Speaking after Japanese prosecutors issued an arrest warrant for her, Mrs Ghosn told France's Le Parisien newspaper on Tuesday that she knew nothing about the Dec 29-30 escape when Ghosn jumped bail and fled from Tokyo.
The interview came hours before an eagerly awaited press conference by the disgraced executive in Beirut yesterday.
"I wasn't aware of anything... I was in Beirut with my children to celebrate Christmas. Someone called me to say, 'I have a surprise for you'. It was the best in all my life!" she said.
"Fleeing was the only possible choice as he saw his trial being postponed indefinitely and he was being detained in conditions that deprived him of his rights with the aim of dehumanising him.
"Carlos cannot plead guilty for things he did not do," Mrs Ghosn said, adding that her husband was the "victim of an industrial plot and the war between Renault and Nissan".

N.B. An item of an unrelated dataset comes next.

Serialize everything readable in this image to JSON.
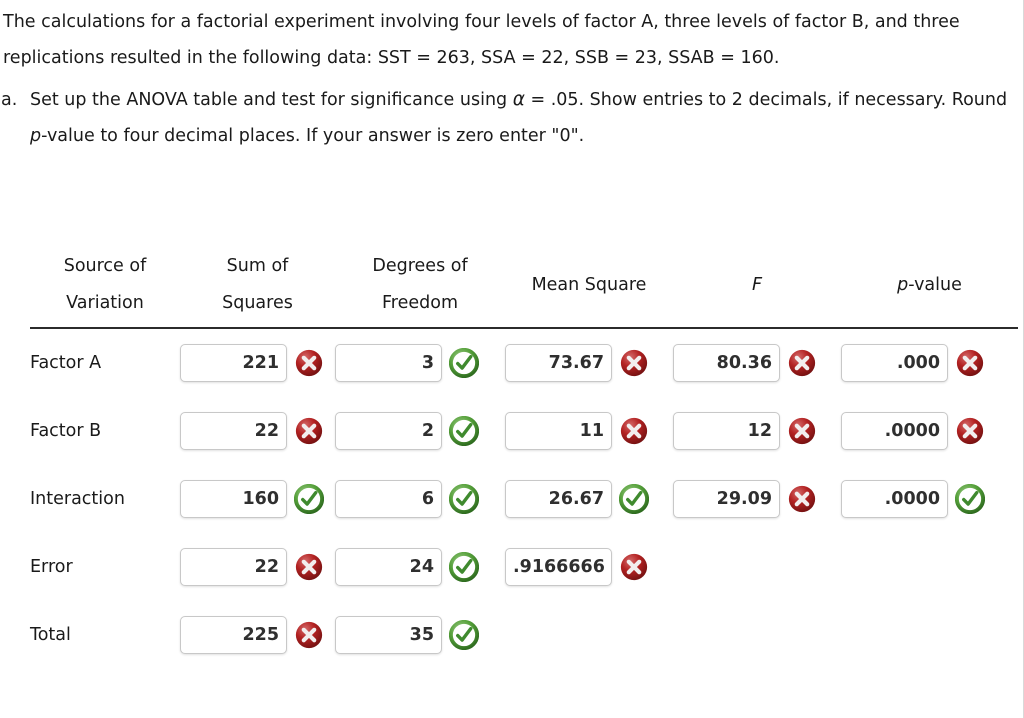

She said he was slightly tense before his press conference, adding that this was "normal" as he was making "the most important statement of his life".
Ghosn had been facing trial in Japan on charges of financial misconduct, which he denies, before fleeing the country late last month for Lebanon, where he was reunited with Mrs Ghosn, his second wife.
The Japanese authorities on Tuesday said they had issued a warrant for the arrest of Mrs Ghosn, 53, on suspicion of giving false testimony.
In a written statement, they said she testified last April that she did not know a person who was involved in Ghosn's case, even though she was in communication with that person while the person was wiring money between companies at Ghosn's request. The statement did not disclose the identities of the person or the companies.
Mrs Ghosn, who is a citizen of both Lebanon and the United States, is believed to be in the Lebanese capital Beirut, where she was photographed with her husband on New Year's Eve.
It is not clear how a Japanese arrest warrant would affect her ability to return to the United States, which has an extradition agreement with Japan, or to travel to other countries with extensive ties to Japan.
While she is in Lebanon, Japan's options are limited. Lebanese law forbids extradition of a citizen.
Mrs Ghosn has been a vocal defender of her husband. Last April, in an interview with The New York Times, she described how the Japanese authorities treated her "like a terrorist" when they arrested Ghosn again that same month at a Tokyo home where they were staying while he was free on bail on earlier charges.
Formerly involved in the fashion industry, Mrs Ghosn was previously married to Mr Marwan Marshi, a banker of Lebanese Palestinian origin in New York, according to a relative of Mr Marshi who asked not to be named. The couple was involved in philanthropy, and Mrs Ghosn met Ghosn at a charity event in New York, according to a friend of Ghosn who also asked not to be named.
AGENCE FRANCE-PRESSE, NYTIMES